17. Daddy Long Legs
Led throughout in winning Dubai’s UAE Derby on a synthetic surface, but didn’t like dirt in his face in a next-to-last finish in the Breeders’ Cup last fall.
He’s unbeaten, a perfect two-for-two on this course and coming off a good win in the Wood Memorial. But the Derby is a different game.
His troubled runner-up finish in the Wood was good, but several days of missed training after that race could take a toll.
14. I’ll Have Another
He was terrific over the winter in California and is a very good horse, but a lot of good horses will find life to be very tough in the long Churchill Downs homestretch.
He’s got great speed figures, a three-time Derby-winning trainer and has worked beautifully over this track. But he figures to be part of a strong pace and could be forced to move earlier than hoped to deal with the fast sprinter Trinniberg, leaving little gas in the tank for the run through the final quarter-mile.
12. Done Talking
He won’t get much respect off a slow win in the Illinois Derby, but he’s a solid closer that will be passing tired horses in the stretch.
He’s been training very well for trainer Steve Asmussen, but appeared to get little out of the first of two races this year. A mid-pack finish in this Derby might look pretty good in a few months.
D. Wayne Lukas’ latest Derby hope got into the field very late and figures to have a similar finish. He has a solid late run and will benefit from a strong pace.
Another quality horse with a front-running style that figures to be a disadvantage. The seemingly inevitable speed showdown between Hansen, Bodemeister and Trinniberg does not figure to benefit any member of the trio.
Half-brother to Mine That Bird, longshot winner of the 2009 Derby, should be doing his best running late for Louisville-born trainer Dale Romans.
7. Rousing Sermon
Hall of Fame trainer Jerry Hollendorfer has never won the Derby, but any horse he brings East from California should not be underestimated. The price will be right on this guy on Derby Day.
6. Went the Day Well

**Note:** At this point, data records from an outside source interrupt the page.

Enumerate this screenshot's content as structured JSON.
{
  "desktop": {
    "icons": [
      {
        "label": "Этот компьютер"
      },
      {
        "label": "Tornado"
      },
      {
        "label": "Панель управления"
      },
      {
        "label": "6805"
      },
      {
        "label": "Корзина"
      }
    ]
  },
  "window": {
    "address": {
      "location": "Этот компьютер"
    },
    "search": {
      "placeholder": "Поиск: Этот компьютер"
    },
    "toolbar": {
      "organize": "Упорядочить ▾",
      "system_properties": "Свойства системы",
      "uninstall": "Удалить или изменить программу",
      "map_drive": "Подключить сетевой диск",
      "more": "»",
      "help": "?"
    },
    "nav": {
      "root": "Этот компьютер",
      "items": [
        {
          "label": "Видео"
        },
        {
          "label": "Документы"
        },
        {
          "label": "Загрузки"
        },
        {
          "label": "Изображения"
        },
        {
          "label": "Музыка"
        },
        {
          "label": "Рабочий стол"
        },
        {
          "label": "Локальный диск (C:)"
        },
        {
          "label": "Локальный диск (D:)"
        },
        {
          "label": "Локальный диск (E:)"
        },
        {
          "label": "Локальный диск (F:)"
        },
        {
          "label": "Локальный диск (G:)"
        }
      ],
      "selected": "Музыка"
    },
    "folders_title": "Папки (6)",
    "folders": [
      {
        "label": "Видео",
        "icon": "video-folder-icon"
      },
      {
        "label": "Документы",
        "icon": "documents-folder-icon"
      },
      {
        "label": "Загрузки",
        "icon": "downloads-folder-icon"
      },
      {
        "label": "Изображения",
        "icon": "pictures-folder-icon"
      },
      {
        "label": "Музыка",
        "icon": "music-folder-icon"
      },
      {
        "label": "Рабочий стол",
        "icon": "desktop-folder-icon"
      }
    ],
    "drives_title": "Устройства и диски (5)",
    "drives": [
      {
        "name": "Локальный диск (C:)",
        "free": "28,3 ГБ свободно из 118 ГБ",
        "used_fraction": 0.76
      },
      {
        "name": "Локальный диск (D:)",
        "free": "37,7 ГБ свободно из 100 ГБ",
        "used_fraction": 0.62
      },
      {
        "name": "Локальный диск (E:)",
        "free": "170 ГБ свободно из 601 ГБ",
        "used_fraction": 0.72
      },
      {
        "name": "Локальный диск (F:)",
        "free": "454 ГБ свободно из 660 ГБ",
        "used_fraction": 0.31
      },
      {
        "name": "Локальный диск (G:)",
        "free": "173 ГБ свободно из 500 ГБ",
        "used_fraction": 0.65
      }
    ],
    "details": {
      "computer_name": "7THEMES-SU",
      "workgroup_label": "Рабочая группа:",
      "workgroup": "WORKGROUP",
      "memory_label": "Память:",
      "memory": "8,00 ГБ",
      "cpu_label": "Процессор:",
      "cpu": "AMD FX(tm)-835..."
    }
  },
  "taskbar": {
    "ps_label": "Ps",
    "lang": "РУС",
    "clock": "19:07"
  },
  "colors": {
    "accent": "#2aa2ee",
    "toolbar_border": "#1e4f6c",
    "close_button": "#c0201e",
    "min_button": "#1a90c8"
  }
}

He might not be his stablemate Animal Kingdom, the 2011 Derby winner, but we won’t know for sure until Derby Day. He will add blinkers for the Derby and it’s never comforting to see an equipment change in a race of this magnitude, but his only work over this track for trainer Graham Motion was very good.

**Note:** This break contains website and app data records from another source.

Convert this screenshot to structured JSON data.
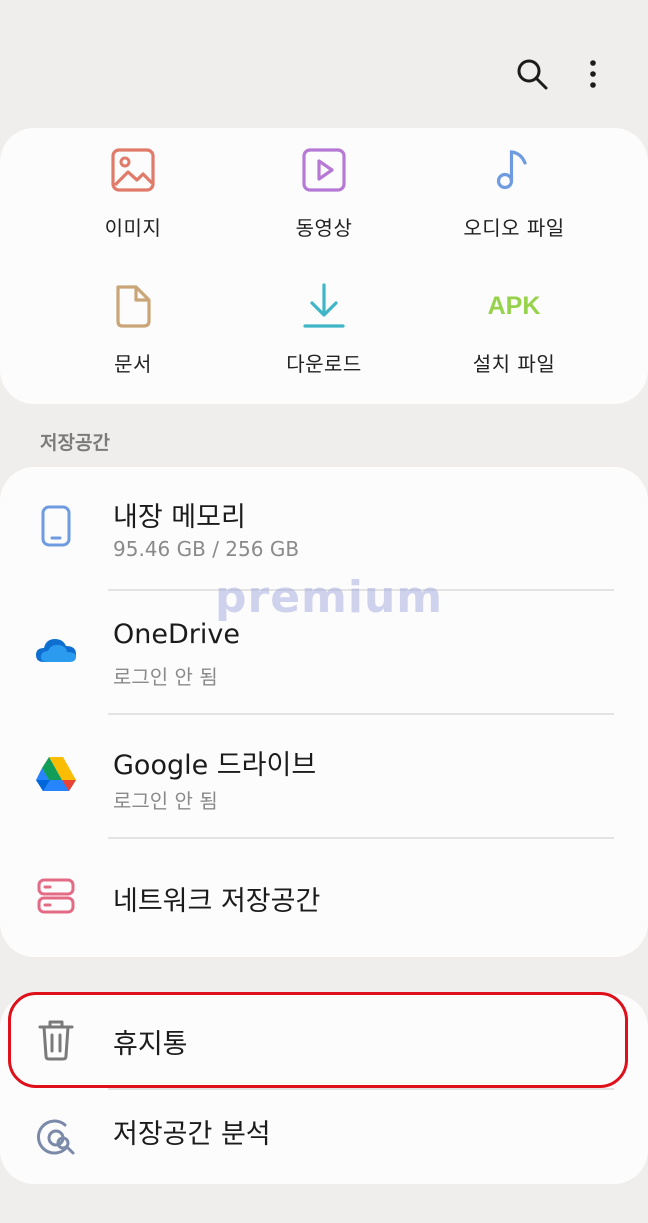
{
  "categories": [
    {
      "label": "이미지",
      "icon": "image-icon"
    },
    {
      "label": "동영상",
      "icon": "video-icon"
    },
    {
      "label": "오디오 파일",
      "icon": "music-note-icon"
    },
    {
      "label": "문서",
      "icon": "document-icon"
    },
    {
      "label": "다운로드",
      "icon": "download-icon"
    },
    {
      "label": "설치 파일",
      "icon": "apk-icon",
      "icon_text": "APK"
    }
  ],
  "storage_section_label": "저장공간",
  "storage": [
    {
      "title": "내장 메모리",
      "subtitle": "95.46 GB / 256 GB"
    },
    {
      "title": "OneDrive",
      "subtitle": "로그인 안 됨"
    },
    {
      "title": "Google 드라이브",
      "subtitle": "로그인 안 됨"
    },
    {
      "title": "네트워크 저장공간"
    }
  ],
  "bottom": [
    {
      "title": "휴지통"
    },
    {
      "title": "저장공간 분석"
    }
  ],
  "watermark": "premium",
  "colors": {
    "background": "#efeeec",
    "card": "#fcfcfc",
    "highlight": "#e0101a",
    "image_icon": "#e07b6a",
    "video_icon": "#b67ad6",
    "audio_icon": "#6f9be0",
    "doc_icon": "#c9a577",
    "download_icon": "#3fb6c7",
    "apk_icon": "#97d24c",
    "network_icon": "#e46b86"
  }
}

5. Daddy Nose Best
Likely to be an attractive longshot in the Derby as his training has touted him as a horse that is ready to run a big one. Trainer Asmussen is about due for a Derby win after a runner-up finish with Nehro last year.
4. Take Charge Indy
Trained by British-born Churchill veteran Patrick and ridden by Calvin Borel, who will seek a stalking trip behind the leaders and the jump on the closers. For reference, look to his winning ride on Super Saver in 2010.
He is unproven against this level of competition, but he was one of the first Derby arrivals at Churchill Downs and has trained beautifully for trainer Mark Casse. Look for a big run at enormous odds.
2. Creative Cause
Veteran trainer Mike Harrington’s Giant’s Causeway colt has been a little erratic while running through the stretch this year, but never runs a bad one. If he finally puts it together today, look out.
1. Union Rags
The guess here is that trainer Michael Matz’s star will be a narrow favorite at post time, despite a disappointing loss in the Florida Derby. He has displayed tremendous physical development since his runner-up finish in the Breeders’ Cup Juvenile and, with just a little bit of luck could be unbeaten coming into this race. Jockey Julien Leparoux bids farewell as full-timer in the Churchill Downs jockey’s colony in this one to pursue casino-fed purses in New York, and his fans would welcome the French-born rider’s first Derby win. It’s time for a member of this impressive and accomplished group of 3-year-olds to step forward and grab the top spot among those horses. Union Rags has the talent and the versatility to do it – and he could go on to do much more in the weeks to come.
John Asher’s Prediction:
Union Rags will wear the roses in Derby 138.
Photos by AMBER CHALFIN | Contributing Photographer